START RECORDS FOR THE EXERCISE

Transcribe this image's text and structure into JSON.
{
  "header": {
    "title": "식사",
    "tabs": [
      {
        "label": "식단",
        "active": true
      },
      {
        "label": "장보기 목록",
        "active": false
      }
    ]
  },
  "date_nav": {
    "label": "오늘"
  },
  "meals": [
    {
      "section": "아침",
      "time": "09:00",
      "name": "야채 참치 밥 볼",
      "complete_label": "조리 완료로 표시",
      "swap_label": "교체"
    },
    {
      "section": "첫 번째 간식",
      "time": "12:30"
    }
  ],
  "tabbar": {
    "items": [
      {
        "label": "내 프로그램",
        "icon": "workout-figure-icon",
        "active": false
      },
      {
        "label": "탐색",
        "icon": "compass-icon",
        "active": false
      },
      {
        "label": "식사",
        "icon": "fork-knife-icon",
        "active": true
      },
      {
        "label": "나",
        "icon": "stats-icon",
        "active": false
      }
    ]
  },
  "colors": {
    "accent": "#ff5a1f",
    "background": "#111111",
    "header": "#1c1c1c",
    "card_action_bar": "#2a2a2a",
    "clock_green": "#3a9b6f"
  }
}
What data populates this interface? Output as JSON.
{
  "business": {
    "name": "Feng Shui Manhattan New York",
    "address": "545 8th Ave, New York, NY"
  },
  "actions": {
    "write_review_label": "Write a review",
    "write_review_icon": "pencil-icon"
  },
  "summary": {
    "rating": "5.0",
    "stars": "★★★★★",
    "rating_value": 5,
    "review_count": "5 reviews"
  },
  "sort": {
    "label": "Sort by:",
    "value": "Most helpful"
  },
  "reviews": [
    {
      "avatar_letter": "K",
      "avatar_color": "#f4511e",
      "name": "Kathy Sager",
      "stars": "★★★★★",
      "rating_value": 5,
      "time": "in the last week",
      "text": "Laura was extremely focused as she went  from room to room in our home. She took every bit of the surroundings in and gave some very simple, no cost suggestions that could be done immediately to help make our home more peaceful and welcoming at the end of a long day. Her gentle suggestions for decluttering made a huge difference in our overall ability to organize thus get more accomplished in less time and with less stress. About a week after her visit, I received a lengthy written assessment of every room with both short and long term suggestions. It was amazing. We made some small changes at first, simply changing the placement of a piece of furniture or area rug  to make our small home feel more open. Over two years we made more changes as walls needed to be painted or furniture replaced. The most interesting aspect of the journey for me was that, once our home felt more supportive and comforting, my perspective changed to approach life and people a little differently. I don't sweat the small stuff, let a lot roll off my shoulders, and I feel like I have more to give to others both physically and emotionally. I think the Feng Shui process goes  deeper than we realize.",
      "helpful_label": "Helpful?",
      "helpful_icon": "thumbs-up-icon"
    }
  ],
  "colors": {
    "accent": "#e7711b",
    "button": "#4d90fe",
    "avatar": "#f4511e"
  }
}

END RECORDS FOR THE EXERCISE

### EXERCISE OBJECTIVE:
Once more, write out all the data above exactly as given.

### YOUR SOLUTION:
Transcribe this image's text and structure into JSON.
{
  "header": {
    "title": "식사",
    "tabs": [
      {
        "label": "식단",
        "active": true
      },
      {
        "label": "장보기 목록",
        "active": false
      }
    ]
  },
  "date_nav": {
    "label": "오늘"
  },
  "meals": [
    {
      "section": "아침",
      "time": "09:00",
      "name": "야채 참치 밥 볼",
      "complete_label": "조리 완료로 표시",
      "swap_label": "교체"
    },
    {
      "section": "첫 번째 간식",
      "time": "12:30"
    }
  ],
  "tabbar": {
    "items": [
      {
        "label": "내 프로그램",
        "icon": "workout-figure-icon",
        "active": false
      },
      {
        "label": "탐색",
        "icon": "compass-icon",
        "active": false
      },
      {
        "label": "식사",
        "icon": "fork-knife-icon",
        "active": true
      },
      {
        "label": "나",
        "icon": "stats-icon",
        "active": false
      }
    ]
  },
  "colors": {
    "accent": "#ff5a1f",
    "background": "#111111",
    "header": "#1c1c1c",
    "card_action_bar": "#2a2a2a",
    "clock_green": "#3a9b6f"
  }
}
What data populates this interface? Output as JSON.
{
  "business": {
    "name": "Feng Shui Manhattan New York",
    "address": "545 8th Ave, New York, NY"
  },
  "actions": {
    "write_review_label": "Write a review",
    "write_review_icon": "pencil-icon"
  },
  "summary": {
    "rating": "5.0",
    "stars": "★★★★★",
    "rating_value": 5,
    "review_count": "5 reviews"
  },
  "sort": {
    "label": "Sort by:",
    "value": "Most helpful"
  },
  "reviews": [
    {
      "avatar_letter": "K",
      "avatar_color": "#f4511e",
      "name": "Kathy Sager",
      "stars": "★★★★★",
      "rating_value": 5,
      "time": "in the last week",
      "text": "Laura was extremely focused as she went  from room to room in our home. She took every bit of the surroundings in and gave some very simple, no cost suggestions that could be done immediately to help make our home more peaceful and welcoming at the end of a long day. Her gentle suggestions for decluttering made a huge difference in our overall ability to organize thus get more accomplished in less time and with less stress. About a week after her visit, I received a lengthy written assessment of every room with both short and long term suggestions. It was amazing. We made some small changes at first, simply changing the placement of a piece of furniture or area rug  to make our small home feel more open. Over two years we made more changes as walls needed to be painted or furniture replaced. The most interesting aspect of the journey for me was that, once our home felt more supportive and comforting, my perspective changed to approach life and people a little differently. I don't sweat the small stuff, let a lot roll off my shoulders, and I feel like I have more to give to others both physically and emotionally. I think the Feng Shui process goes  deeper than we realize.",
      "helpful_label": "Helpful?",
      "helpful_icon": "thumbs-up-icon"
    }
  ],
  "colors": {
    "accent": "#e7711b",
    "button": "#4d90fe",
    "avatar": "#f4511e"
  }
}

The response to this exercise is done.